— WHAT YOU WILL DO —
Where does the string "artist" occur in the records? Copy each line that holds it.

— Interface dataset entries —
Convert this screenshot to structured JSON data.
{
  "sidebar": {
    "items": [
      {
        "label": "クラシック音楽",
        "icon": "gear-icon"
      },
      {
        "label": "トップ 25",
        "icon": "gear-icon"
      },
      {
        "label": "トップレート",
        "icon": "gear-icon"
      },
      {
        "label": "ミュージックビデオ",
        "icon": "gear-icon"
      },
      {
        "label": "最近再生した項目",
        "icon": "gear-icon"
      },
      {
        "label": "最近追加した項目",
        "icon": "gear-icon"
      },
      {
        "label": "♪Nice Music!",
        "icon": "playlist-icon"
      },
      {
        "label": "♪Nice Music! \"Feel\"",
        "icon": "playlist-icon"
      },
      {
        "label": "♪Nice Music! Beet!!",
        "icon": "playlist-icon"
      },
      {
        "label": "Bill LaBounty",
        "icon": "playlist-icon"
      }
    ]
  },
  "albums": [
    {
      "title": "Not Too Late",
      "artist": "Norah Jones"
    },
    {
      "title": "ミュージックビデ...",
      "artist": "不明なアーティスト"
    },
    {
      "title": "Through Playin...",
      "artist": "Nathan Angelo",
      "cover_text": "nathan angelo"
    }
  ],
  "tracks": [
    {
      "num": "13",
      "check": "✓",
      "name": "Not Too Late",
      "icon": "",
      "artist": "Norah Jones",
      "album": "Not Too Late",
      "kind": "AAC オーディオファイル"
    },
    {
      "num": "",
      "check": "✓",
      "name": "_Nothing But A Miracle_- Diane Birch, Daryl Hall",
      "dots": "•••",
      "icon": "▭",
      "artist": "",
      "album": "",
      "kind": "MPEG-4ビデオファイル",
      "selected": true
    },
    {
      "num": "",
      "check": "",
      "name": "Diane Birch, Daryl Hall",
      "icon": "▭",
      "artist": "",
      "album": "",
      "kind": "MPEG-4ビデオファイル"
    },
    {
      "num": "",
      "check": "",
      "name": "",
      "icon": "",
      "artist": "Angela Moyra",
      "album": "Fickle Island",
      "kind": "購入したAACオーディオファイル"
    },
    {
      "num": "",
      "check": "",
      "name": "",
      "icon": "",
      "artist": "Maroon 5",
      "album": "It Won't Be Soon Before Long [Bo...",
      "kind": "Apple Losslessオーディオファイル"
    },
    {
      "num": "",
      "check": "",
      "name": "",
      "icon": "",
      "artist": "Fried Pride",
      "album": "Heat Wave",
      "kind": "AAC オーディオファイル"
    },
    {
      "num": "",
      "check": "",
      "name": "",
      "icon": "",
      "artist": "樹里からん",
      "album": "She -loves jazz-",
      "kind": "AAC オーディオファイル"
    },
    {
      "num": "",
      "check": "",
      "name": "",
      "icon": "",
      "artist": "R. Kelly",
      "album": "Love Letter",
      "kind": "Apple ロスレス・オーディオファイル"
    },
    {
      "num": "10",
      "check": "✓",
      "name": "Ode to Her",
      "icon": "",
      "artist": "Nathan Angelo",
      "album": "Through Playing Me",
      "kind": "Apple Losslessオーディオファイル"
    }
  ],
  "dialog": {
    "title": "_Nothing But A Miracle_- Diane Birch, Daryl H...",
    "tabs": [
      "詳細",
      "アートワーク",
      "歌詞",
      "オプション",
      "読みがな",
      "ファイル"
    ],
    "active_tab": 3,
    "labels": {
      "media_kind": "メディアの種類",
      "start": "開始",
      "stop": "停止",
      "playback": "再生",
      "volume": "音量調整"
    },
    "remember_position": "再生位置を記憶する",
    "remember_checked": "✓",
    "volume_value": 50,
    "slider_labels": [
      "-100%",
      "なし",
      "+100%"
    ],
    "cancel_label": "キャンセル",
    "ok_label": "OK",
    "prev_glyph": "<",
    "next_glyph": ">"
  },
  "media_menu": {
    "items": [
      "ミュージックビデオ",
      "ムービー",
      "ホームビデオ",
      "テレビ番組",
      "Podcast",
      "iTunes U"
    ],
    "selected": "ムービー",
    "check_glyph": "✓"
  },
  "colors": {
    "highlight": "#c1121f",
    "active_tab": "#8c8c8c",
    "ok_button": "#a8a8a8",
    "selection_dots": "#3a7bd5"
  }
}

— ANSWER SPACE —
      "artist": "Norah Jones"
      "artist": "不明なアーティスト"
      "artist": "Nathan Angelo",
      "artist": "Norah Jones",
      "artist": "",
      "artist": "",
      "artist": "Angela Moyra",
      "artist": "Maroon 5",
      "artist": "Fried Pride",
      "artist": "樹里からん",
      "artist": "R. Kelly",
      "artist": "Nathan Angelo",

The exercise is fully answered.